Working from home
Most law firms hadn't worked from home on a grand scale before, until the restrictions imposed by the coronavirus presented a major challenge. Most have worked quickly and successfully to adjust their working practices and systems to accommodate this new reality. The IT infrastructure has proved supportive, allowing most law firms to continue working remotely with a semblance of business as usual.
Admittedly, some have embraced remote working more readily than others, whereas some have struggled to get to grips with Zoom, Microsoft Teams and remote meetings. Unsurprisingly, this latter group are the keenest to get back to the office, one on one meetings and the way they have always done business. For them, office re-openings – which have become more frequent since the start of August – have been a relief.
Equally, while most firms have been well-organised from a technology point of view, the outbreak has exposed those businesses that are still largely paper-based. Firms that don’t have mechanisms to share files remotely, for example, have really struggled. This has shown the importance of investing in technology infrastructure and this may widen the gap between the technology haves and have-nots.
What will happen in the future? It seems unlikely that law firms will go back to working in the office on a full-time basis, with many lawyers appreciating the renewed work-life balance that working from home has provided and will be reluctant to go back to business as usual.
That said, there is a risk that those training and developing their careers may miss out on having people around them on a full-time basis. Not only is remote mentoring a challenge, they won’t be able to observe how people talk on the phone and conduct themselves with clients. This indirect interaction is important to their long-term professional development. In the longer-term, we believe law firms will adopt a hybrid model. We see a future where lawyers are likely to go into the office perhaps three times a week and work from home for the remainder.
Finally, there is a question of costs. If more transacting is done online together with more meetings taking place online, do law firms need as much expensive office space?

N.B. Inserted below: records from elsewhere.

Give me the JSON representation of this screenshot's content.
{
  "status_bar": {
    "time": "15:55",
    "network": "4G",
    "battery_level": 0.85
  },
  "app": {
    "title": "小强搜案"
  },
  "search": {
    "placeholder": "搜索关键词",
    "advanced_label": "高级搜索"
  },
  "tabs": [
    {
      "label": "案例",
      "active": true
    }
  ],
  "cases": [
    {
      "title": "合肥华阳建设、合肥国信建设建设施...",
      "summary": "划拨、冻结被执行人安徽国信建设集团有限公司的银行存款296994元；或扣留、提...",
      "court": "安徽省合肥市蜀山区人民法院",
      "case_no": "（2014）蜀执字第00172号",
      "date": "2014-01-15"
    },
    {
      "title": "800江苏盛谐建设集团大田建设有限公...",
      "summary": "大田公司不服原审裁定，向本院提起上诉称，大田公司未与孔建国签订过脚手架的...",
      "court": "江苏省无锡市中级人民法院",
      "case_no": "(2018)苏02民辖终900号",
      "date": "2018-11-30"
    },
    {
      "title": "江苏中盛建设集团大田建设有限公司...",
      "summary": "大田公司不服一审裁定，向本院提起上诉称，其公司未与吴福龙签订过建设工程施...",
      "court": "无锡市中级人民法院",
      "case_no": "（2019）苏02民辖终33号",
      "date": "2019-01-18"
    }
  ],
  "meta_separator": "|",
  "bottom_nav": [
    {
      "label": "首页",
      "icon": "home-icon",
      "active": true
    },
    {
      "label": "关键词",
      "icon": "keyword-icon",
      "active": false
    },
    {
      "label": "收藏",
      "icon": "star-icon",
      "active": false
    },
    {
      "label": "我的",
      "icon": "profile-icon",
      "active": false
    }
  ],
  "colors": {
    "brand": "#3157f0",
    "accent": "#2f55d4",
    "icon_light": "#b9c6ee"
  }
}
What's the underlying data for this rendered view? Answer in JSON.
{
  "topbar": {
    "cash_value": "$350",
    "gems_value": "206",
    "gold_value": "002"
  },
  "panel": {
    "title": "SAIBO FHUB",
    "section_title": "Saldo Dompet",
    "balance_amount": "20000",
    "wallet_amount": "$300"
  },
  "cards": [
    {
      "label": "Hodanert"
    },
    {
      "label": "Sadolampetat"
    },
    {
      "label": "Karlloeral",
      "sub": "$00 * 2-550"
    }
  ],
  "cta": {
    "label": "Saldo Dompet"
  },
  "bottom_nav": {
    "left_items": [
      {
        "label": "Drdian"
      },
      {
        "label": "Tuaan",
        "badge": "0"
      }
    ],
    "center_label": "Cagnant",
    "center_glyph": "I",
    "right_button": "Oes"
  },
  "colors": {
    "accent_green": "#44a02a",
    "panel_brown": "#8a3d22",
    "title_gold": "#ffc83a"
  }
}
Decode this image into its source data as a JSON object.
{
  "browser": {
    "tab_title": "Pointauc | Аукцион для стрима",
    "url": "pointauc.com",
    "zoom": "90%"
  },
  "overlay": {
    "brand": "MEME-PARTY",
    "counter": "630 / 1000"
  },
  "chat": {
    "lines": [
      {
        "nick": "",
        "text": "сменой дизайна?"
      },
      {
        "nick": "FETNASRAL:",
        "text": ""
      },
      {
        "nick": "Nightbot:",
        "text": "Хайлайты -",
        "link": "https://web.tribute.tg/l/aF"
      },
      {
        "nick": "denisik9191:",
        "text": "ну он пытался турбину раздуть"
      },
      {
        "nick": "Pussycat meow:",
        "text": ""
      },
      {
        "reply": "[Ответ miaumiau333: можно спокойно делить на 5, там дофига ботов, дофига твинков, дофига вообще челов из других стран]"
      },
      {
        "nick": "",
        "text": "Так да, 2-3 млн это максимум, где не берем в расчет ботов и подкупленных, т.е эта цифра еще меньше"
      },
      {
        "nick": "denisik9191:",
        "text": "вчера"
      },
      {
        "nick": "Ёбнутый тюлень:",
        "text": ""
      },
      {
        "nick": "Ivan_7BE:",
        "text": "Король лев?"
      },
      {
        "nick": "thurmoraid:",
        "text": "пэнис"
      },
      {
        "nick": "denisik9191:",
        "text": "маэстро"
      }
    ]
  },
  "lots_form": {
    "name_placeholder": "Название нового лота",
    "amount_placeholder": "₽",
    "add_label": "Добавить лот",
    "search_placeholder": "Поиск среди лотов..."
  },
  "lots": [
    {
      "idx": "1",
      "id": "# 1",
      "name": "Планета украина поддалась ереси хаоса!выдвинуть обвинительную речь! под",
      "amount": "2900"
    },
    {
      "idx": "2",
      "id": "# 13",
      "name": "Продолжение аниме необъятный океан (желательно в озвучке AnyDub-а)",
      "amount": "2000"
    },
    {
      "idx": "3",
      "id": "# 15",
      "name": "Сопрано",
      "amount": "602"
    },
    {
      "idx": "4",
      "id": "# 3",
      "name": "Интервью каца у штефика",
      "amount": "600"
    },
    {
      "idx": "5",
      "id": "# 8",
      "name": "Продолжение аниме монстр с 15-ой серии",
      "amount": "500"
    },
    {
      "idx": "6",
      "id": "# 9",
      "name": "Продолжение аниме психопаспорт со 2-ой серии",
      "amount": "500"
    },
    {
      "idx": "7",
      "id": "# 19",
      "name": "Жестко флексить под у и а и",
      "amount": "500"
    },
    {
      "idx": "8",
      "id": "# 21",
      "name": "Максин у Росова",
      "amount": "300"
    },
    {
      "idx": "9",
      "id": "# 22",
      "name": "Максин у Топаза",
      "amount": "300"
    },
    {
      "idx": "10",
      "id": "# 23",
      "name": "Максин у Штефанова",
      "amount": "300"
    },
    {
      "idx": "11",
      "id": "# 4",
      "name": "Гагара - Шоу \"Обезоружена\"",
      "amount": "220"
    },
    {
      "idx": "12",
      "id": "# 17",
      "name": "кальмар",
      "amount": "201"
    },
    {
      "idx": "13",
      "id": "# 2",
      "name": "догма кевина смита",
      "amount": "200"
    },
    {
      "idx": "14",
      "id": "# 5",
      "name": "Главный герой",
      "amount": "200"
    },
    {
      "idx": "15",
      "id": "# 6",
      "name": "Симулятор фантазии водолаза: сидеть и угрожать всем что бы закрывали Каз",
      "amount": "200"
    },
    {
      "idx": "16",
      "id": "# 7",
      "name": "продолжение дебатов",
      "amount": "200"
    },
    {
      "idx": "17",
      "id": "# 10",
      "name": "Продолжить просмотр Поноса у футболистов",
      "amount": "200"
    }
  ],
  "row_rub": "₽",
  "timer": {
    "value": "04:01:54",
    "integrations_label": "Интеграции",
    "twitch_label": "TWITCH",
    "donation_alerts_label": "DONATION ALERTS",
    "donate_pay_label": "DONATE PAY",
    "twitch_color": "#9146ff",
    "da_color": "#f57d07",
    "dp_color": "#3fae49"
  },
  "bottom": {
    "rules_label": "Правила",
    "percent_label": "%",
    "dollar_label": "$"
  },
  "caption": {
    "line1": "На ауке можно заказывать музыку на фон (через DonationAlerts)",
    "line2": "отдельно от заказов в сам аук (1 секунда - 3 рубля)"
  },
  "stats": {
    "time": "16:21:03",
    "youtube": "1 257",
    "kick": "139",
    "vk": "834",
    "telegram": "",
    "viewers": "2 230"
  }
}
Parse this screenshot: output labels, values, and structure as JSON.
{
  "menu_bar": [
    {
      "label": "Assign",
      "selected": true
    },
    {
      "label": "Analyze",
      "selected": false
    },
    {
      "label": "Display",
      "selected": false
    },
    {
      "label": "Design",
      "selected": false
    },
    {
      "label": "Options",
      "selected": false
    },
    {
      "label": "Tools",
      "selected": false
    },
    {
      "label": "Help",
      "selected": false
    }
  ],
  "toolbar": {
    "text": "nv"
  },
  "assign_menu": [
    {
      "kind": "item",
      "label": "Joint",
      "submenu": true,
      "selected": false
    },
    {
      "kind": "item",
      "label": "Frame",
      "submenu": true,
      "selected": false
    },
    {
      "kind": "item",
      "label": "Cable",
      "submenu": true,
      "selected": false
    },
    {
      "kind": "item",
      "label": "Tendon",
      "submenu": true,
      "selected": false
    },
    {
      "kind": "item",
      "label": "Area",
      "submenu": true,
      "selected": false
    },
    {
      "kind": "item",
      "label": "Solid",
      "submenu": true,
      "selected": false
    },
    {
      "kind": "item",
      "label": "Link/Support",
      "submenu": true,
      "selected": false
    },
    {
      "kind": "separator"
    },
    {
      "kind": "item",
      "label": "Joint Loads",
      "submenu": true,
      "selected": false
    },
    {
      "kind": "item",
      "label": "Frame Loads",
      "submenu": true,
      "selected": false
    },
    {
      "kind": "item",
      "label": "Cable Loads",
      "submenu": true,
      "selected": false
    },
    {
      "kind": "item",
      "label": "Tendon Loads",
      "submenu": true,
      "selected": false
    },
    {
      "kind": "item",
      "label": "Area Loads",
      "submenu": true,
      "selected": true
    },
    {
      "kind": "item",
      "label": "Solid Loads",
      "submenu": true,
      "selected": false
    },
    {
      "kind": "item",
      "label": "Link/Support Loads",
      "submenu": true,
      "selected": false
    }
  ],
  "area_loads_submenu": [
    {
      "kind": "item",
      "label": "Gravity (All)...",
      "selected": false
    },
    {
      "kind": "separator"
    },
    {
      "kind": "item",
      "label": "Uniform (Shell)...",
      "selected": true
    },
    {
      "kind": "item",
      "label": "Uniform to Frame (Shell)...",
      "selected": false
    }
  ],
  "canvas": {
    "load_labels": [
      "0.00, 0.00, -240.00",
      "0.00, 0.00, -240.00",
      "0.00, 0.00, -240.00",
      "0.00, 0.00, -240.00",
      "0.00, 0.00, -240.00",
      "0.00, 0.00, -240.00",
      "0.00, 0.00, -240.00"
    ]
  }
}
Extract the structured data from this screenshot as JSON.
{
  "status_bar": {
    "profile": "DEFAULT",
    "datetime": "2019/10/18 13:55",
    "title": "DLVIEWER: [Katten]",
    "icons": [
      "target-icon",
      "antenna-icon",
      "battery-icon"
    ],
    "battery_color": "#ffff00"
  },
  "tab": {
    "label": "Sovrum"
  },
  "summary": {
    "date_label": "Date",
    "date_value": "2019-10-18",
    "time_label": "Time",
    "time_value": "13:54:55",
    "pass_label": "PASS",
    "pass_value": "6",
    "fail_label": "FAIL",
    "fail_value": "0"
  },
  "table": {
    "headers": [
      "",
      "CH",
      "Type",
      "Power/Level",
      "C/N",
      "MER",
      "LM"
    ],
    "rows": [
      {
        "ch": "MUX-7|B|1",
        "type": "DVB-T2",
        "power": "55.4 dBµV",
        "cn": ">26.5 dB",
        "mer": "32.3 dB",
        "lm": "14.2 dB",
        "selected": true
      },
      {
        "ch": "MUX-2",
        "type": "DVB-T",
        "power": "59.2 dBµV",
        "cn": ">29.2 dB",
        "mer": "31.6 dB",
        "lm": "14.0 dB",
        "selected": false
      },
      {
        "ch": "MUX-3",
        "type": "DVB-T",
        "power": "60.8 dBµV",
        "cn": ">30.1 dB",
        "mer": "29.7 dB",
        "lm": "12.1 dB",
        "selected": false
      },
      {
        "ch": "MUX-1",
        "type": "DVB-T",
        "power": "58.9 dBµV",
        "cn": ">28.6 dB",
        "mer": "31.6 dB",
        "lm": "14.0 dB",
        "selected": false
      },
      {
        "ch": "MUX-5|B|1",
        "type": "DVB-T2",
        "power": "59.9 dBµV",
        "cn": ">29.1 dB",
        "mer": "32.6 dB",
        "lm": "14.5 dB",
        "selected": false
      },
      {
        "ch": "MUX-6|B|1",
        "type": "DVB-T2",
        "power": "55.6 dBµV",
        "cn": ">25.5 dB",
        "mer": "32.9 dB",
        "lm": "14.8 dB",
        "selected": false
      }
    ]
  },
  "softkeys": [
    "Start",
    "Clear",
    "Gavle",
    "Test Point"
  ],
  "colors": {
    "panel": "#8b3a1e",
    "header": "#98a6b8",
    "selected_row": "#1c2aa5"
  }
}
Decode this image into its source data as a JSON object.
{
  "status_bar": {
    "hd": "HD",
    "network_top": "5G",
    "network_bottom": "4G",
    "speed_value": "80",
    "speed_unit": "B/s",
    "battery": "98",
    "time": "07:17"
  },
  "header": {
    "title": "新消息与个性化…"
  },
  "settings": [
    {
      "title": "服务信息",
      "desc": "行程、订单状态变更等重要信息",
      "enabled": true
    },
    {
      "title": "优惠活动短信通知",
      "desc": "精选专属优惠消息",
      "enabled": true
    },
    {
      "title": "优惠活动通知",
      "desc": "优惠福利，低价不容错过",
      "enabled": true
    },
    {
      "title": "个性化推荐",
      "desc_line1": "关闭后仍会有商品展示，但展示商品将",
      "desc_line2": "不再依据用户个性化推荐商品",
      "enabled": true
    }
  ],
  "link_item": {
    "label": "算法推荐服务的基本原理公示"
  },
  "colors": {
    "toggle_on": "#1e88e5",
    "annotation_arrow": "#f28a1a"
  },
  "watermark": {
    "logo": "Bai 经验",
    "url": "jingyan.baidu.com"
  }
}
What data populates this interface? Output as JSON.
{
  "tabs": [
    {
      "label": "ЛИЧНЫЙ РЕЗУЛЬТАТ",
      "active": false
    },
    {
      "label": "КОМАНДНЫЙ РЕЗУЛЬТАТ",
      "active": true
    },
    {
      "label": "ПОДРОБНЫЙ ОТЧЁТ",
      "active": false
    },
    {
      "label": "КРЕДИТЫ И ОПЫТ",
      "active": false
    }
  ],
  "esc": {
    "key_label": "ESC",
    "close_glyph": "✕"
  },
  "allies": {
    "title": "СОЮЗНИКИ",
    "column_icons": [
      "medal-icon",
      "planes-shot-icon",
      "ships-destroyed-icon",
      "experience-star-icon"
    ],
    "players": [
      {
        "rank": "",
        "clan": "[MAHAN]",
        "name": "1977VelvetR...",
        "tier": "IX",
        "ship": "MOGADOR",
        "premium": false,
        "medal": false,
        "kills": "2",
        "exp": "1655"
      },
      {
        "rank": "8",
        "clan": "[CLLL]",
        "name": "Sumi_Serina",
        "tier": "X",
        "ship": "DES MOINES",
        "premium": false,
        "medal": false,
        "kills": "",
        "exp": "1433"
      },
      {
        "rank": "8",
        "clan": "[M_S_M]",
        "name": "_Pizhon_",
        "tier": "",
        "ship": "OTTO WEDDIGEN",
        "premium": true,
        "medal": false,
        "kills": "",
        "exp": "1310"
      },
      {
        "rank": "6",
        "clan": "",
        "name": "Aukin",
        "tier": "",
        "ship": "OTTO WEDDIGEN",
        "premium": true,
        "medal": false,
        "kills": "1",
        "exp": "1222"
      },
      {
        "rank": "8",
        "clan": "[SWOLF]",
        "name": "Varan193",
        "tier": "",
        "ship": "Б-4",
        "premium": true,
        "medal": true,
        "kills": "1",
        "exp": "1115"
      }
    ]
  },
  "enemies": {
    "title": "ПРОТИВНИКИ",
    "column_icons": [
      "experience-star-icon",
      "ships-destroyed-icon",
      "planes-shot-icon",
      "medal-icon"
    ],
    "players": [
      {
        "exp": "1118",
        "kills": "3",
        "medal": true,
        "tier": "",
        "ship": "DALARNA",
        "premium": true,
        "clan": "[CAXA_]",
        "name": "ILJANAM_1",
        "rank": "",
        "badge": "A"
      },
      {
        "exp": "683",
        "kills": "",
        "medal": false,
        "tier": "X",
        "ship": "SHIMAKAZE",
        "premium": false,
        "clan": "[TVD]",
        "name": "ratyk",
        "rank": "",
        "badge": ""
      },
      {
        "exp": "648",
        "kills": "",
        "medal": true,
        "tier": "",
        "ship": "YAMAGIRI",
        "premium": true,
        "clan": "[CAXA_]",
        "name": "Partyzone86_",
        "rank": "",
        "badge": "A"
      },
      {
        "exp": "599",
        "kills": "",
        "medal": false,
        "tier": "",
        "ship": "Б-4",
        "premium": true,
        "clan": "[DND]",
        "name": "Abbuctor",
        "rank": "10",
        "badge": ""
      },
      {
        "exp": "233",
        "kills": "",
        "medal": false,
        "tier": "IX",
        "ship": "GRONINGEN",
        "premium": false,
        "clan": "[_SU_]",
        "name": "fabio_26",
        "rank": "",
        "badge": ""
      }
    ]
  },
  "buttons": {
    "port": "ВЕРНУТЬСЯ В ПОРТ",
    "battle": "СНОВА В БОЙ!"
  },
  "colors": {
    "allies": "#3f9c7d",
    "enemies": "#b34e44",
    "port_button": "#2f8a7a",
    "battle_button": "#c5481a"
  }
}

On the one hand, this may lower their costs but, on the other, clients may start to demand lower fees. No-one is saying it yet, but it may be an important consideration for the future.
By necessity, this briefing can only provide a short overview and it is essential to seek professional advice before applying the contents of this article. This briefing does not constitute advice nor a recommendation relating to the acquisition or disposal of investments. No responsibility can be taken for any loss arising from action taken or refrained from on the basis of this publication. Details correct at time of writing.